Lines with the word "direction": copy all of them from the entries below.

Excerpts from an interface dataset
▼▼▼
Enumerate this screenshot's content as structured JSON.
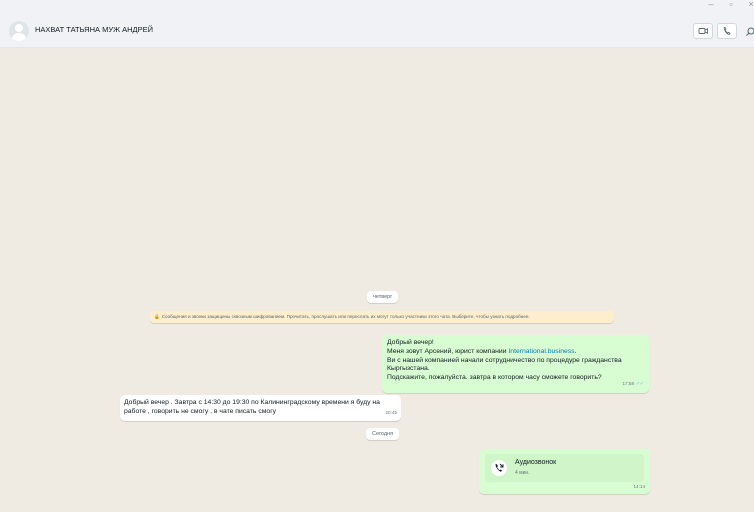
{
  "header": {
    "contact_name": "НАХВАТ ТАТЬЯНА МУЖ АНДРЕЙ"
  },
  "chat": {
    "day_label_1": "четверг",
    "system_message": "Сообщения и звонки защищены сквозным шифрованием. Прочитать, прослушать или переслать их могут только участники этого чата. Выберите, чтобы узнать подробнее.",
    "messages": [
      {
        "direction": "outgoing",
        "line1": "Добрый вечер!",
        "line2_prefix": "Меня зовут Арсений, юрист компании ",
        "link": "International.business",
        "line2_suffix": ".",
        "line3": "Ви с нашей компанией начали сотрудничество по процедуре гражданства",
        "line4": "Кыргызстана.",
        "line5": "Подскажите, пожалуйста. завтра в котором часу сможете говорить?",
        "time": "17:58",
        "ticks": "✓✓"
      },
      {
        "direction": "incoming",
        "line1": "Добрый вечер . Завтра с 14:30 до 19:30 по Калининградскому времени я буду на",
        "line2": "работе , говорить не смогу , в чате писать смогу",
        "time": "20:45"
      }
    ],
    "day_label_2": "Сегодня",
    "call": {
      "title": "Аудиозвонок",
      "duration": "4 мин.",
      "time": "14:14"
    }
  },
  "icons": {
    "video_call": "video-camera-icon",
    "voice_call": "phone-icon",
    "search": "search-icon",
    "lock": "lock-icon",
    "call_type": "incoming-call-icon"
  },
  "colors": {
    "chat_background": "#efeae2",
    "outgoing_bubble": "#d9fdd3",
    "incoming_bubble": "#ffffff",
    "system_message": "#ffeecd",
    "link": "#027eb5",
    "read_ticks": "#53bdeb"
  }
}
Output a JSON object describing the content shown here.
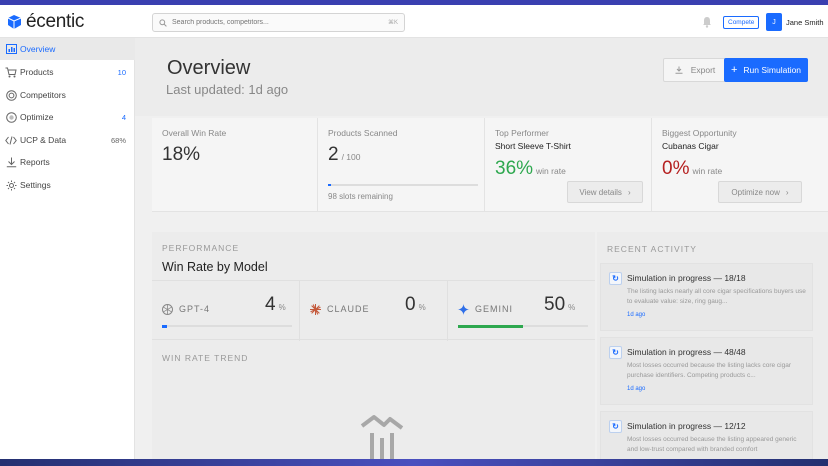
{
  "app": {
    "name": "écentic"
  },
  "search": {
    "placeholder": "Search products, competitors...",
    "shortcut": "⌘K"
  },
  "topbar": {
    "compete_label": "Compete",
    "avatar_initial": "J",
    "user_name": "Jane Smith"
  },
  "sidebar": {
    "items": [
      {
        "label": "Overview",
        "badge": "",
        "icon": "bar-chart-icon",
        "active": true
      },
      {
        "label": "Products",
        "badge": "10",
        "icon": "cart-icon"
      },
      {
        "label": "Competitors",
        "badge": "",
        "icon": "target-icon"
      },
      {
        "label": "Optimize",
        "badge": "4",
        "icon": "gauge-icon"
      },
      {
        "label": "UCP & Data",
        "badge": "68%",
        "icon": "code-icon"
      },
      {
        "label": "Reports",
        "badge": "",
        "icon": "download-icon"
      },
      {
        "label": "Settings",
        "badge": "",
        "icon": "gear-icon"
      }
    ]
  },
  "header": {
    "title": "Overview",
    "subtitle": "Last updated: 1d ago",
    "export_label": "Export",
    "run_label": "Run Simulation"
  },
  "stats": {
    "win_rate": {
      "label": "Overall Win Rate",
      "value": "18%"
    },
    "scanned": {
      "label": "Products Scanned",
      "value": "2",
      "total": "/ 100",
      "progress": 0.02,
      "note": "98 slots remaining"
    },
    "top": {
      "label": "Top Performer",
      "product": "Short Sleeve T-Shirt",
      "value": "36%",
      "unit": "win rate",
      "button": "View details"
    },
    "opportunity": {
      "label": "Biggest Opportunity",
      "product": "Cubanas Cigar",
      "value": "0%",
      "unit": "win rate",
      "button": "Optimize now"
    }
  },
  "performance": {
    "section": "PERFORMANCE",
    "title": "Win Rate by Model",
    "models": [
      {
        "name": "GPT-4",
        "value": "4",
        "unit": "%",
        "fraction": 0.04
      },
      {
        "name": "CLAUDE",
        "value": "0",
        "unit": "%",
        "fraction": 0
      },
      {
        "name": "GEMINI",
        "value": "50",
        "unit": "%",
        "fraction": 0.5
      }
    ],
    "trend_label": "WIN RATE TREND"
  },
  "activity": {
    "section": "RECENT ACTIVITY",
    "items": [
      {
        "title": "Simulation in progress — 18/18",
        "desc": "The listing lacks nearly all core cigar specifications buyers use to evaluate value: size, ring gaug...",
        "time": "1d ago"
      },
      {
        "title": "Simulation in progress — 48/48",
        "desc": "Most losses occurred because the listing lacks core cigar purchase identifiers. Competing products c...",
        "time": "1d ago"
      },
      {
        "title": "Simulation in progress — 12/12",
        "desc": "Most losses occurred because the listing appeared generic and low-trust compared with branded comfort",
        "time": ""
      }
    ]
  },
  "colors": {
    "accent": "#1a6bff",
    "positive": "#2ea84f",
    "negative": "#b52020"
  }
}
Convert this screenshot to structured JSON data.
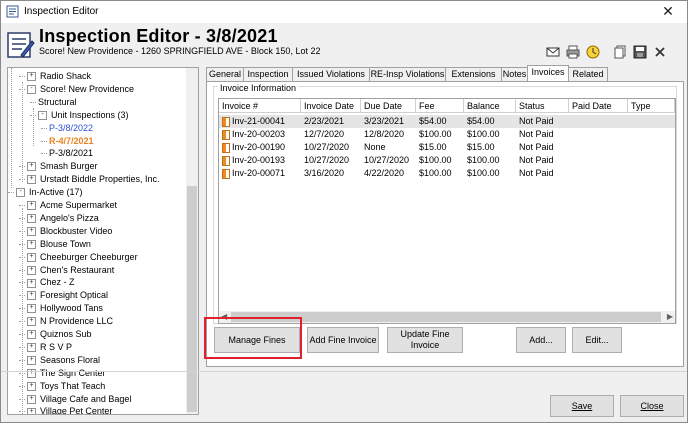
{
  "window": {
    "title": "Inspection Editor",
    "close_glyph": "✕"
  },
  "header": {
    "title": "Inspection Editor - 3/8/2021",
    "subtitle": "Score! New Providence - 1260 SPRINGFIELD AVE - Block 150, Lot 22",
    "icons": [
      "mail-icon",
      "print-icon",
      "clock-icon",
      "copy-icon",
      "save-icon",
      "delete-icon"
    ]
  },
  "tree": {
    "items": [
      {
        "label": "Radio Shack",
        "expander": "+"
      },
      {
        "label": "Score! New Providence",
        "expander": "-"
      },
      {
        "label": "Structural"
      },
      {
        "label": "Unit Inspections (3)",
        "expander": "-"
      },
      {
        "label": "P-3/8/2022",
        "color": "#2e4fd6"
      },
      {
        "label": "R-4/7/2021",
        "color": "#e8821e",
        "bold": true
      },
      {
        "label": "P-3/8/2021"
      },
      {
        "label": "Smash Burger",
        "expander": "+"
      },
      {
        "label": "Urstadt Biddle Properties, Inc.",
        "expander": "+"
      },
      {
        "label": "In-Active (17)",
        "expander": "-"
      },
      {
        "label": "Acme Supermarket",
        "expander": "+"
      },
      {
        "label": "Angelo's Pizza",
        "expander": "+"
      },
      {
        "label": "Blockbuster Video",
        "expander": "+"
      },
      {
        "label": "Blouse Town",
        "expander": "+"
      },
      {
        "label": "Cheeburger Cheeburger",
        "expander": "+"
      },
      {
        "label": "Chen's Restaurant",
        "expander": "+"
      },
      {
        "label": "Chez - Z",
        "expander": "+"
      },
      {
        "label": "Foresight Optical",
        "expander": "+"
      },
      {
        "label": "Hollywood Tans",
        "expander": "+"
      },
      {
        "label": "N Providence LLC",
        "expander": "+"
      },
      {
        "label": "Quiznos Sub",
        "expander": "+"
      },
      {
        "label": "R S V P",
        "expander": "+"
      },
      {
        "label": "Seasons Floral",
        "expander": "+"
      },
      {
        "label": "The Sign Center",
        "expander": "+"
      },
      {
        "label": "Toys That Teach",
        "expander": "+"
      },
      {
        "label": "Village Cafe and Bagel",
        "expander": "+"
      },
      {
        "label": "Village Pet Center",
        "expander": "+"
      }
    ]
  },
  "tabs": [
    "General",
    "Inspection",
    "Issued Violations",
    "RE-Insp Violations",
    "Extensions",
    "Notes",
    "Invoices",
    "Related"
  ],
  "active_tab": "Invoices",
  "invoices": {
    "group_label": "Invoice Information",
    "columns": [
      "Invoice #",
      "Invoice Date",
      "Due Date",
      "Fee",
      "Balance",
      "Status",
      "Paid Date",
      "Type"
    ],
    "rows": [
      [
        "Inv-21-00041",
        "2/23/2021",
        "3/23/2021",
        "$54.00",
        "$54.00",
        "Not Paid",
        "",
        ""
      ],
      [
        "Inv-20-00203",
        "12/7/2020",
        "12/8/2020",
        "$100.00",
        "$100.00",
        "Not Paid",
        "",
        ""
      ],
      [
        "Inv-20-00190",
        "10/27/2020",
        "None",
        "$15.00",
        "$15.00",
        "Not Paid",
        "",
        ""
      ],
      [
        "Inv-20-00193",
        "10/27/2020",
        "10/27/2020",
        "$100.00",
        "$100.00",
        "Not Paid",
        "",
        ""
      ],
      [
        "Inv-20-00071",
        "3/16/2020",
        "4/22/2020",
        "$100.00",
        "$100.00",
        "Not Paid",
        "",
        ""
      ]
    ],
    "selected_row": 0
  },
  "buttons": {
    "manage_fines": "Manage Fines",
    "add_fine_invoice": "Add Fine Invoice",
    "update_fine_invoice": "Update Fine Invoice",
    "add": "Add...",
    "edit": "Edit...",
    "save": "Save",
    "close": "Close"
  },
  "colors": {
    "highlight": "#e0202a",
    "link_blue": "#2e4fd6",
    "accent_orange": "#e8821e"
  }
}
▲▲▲
#### Result of the exercise
        "direction": "outgoing",
        "direction": "incoming",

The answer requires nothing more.